[Data entries]
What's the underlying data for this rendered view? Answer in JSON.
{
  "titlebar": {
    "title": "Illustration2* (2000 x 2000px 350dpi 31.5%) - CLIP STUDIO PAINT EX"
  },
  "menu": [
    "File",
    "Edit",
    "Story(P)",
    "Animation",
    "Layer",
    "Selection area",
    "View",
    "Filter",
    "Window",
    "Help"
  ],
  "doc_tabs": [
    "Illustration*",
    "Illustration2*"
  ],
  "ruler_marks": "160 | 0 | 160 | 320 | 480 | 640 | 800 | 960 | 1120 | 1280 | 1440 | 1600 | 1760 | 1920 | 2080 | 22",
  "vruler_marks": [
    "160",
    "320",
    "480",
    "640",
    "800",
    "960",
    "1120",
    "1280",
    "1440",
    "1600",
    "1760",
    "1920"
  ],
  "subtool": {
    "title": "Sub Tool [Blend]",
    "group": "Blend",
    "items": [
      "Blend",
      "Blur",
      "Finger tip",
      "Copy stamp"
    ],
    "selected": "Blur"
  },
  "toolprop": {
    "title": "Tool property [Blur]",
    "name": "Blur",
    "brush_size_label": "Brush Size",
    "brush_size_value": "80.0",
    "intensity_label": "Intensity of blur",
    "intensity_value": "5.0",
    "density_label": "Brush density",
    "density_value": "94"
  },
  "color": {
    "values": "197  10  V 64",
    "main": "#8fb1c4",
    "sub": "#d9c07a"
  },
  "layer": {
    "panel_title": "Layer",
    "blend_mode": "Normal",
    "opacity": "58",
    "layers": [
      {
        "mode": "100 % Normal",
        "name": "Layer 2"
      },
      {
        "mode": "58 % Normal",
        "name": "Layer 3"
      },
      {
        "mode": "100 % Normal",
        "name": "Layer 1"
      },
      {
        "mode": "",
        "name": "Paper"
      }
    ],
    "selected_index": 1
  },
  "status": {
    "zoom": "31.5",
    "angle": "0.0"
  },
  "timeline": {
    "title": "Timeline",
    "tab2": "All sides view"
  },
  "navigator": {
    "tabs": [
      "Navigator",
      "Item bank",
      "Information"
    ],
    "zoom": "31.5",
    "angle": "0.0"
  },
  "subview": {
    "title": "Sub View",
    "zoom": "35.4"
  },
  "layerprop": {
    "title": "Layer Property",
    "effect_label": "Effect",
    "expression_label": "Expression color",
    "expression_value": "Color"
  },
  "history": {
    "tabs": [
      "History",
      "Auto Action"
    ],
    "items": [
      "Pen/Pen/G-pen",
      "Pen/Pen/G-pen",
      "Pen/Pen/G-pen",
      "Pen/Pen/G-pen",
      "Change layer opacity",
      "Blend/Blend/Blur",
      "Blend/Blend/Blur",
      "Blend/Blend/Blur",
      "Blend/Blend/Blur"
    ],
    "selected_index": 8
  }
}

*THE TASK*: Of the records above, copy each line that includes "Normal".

*TASK ANSWER*:
    "blend_mode": "Normal",
        "mode": "100 % Normal",
        "mode": "58 % Normal",
        "mode": "100 % Normal",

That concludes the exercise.